**TASK TO CARRY OUT**
Show all lines below holding the string "this".

****

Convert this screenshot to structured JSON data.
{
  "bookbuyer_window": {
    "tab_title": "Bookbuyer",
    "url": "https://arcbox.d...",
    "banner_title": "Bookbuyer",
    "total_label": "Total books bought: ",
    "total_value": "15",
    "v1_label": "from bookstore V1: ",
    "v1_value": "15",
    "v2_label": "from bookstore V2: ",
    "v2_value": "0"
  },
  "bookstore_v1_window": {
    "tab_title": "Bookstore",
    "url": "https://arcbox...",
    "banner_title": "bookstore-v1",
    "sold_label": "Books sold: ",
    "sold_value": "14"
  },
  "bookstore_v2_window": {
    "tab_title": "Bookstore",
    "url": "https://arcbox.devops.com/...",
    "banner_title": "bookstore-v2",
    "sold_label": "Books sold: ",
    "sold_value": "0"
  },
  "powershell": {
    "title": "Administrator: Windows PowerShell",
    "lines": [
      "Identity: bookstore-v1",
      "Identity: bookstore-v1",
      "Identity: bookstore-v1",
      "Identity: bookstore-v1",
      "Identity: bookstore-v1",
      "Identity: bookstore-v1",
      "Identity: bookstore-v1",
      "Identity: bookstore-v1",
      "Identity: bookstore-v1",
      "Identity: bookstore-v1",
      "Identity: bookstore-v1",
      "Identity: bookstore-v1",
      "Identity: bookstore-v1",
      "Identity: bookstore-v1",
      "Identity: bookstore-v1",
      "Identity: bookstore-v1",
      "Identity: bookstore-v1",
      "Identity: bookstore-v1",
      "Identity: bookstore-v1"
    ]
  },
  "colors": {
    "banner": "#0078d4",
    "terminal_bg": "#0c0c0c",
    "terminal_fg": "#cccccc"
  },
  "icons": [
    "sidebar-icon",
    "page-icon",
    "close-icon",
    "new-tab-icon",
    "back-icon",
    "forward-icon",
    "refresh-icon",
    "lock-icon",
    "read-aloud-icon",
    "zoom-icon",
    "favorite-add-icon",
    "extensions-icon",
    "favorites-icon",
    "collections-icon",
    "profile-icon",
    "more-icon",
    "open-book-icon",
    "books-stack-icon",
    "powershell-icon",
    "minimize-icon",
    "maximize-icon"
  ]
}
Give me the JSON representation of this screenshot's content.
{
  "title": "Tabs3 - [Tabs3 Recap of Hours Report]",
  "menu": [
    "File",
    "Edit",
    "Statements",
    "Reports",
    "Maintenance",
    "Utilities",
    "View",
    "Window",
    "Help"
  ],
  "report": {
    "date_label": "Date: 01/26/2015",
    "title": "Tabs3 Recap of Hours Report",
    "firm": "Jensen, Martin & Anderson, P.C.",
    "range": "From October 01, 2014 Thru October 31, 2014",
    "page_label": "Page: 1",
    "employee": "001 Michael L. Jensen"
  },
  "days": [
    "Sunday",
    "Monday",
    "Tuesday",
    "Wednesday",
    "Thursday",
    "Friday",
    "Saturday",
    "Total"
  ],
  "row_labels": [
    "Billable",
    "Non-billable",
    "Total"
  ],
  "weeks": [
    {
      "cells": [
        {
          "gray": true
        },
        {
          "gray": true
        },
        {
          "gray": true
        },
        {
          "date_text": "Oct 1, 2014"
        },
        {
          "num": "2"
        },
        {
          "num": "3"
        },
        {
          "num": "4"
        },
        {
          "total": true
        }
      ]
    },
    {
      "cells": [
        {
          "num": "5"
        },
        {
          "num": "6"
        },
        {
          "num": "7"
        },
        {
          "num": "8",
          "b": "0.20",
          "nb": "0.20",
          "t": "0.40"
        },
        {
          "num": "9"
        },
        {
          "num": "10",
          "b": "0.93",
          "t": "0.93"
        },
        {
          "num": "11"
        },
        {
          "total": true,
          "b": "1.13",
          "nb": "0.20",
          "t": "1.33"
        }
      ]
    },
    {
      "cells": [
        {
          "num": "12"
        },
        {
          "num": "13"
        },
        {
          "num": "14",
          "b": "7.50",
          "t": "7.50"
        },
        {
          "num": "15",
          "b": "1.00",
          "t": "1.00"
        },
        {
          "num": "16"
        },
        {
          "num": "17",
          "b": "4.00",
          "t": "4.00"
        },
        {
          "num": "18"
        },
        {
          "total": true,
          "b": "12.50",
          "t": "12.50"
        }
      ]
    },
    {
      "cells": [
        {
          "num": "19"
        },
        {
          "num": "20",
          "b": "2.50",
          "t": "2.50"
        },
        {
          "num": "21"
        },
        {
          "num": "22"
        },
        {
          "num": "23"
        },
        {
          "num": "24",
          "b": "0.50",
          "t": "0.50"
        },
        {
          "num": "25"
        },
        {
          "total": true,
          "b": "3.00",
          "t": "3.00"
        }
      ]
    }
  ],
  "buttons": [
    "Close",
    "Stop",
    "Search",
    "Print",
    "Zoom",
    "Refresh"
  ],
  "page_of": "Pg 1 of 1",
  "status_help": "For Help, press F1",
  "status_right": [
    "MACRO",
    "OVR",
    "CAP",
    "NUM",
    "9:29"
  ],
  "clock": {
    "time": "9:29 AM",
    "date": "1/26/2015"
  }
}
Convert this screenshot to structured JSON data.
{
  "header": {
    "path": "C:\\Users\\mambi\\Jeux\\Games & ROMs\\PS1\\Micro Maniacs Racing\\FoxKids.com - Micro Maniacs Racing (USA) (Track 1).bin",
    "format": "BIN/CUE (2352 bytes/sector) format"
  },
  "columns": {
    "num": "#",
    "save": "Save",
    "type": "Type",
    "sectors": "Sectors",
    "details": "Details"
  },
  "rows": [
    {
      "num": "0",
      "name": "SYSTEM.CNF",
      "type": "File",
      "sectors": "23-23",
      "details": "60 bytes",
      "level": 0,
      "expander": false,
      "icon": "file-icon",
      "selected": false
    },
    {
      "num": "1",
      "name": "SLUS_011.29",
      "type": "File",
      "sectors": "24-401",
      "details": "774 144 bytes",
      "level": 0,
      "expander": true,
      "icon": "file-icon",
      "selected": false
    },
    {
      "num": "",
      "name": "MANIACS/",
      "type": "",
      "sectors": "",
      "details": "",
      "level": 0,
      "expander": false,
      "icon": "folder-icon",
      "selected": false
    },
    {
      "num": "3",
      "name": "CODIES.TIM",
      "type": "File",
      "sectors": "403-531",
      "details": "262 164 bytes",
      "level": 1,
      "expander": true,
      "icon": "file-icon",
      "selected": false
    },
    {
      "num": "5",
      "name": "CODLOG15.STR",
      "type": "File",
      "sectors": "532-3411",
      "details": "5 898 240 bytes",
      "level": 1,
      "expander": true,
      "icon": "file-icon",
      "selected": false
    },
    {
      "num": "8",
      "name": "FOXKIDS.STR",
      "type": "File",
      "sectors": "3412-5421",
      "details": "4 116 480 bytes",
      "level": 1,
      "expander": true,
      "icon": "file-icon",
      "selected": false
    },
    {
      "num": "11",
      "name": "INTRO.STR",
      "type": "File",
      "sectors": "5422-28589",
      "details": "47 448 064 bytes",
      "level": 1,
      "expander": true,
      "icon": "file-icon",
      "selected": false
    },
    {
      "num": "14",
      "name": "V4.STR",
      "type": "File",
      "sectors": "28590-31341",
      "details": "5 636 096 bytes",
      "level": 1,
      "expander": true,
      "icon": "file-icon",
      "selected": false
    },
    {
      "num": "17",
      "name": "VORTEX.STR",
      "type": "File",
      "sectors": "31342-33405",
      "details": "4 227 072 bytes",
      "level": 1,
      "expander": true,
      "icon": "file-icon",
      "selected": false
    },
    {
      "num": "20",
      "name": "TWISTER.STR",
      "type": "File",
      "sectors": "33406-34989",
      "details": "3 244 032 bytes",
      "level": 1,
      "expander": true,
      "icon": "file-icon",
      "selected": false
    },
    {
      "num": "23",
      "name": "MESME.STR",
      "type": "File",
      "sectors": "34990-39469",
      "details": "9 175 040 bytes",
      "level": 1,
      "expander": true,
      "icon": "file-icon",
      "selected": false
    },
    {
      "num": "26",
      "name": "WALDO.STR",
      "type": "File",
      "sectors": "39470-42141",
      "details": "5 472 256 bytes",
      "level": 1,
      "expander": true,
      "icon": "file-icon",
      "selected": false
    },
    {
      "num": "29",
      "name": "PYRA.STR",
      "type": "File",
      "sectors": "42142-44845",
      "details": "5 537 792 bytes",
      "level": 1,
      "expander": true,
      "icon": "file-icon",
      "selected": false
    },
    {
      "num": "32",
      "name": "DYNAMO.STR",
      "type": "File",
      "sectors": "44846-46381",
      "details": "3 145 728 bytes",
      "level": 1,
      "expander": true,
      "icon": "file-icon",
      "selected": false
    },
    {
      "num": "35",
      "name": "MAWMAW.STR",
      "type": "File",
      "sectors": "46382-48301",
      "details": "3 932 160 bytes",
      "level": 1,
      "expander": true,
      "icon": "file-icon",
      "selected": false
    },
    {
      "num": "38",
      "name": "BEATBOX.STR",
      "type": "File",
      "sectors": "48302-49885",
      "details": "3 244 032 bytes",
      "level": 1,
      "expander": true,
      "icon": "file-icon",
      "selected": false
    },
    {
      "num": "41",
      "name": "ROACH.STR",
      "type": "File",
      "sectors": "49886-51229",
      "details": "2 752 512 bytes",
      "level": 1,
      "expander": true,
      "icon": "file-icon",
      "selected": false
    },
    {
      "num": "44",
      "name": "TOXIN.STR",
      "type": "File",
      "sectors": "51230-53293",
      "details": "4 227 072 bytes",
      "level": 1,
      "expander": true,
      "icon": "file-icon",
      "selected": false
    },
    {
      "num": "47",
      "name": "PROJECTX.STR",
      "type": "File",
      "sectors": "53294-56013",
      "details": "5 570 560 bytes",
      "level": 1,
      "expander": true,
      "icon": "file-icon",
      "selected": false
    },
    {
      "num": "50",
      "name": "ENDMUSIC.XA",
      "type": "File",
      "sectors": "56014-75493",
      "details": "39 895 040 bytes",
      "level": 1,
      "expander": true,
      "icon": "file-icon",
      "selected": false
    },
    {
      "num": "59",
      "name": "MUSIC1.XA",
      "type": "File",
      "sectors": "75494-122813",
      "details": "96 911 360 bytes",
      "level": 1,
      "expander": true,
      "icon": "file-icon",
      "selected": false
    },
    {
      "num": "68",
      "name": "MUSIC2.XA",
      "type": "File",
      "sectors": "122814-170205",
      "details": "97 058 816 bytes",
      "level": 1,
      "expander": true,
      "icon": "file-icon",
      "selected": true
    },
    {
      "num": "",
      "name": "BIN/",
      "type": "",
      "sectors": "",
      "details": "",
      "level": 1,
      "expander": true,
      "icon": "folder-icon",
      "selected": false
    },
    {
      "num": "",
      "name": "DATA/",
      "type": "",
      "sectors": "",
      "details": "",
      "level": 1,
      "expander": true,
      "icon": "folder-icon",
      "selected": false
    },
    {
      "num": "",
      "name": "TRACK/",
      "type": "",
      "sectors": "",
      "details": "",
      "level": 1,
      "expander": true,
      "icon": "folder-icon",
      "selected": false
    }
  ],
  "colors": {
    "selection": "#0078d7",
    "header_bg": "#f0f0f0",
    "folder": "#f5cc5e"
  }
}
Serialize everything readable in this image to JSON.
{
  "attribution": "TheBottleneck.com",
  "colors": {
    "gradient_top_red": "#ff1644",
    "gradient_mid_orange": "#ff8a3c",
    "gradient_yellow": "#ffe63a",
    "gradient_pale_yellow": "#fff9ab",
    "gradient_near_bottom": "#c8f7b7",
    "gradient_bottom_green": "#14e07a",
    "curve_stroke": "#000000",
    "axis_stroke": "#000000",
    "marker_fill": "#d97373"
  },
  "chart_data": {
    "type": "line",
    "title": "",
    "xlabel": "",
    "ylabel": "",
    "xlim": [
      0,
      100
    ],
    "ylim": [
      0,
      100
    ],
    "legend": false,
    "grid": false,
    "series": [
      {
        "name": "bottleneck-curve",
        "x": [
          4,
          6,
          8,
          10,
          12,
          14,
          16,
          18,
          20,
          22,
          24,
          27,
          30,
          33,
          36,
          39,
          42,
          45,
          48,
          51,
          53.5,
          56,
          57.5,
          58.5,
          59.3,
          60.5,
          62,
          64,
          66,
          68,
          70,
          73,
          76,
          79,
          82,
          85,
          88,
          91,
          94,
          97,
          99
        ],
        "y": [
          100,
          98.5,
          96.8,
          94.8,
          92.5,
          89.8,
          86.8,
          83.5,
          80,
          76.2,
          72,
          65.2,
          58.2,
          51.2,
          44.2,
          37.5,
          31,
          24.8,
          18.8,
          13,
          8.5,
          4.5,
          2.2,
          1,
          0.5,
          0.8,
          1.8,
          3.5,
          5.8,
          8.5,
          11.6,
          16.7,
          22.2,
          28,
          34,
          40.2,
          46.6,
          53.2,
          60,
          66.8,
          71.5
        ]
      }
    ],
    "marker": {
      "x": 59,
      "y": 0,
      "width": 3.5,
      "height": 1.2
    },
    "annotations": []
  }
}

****

**REPLY TO THE TASK**
Convert this screenshot to structured JSON data.
Give me the JSON representation of this screenshot's content.
Convert this screenshot to structured JSON data.
Serialize everything readable in this image to JSON.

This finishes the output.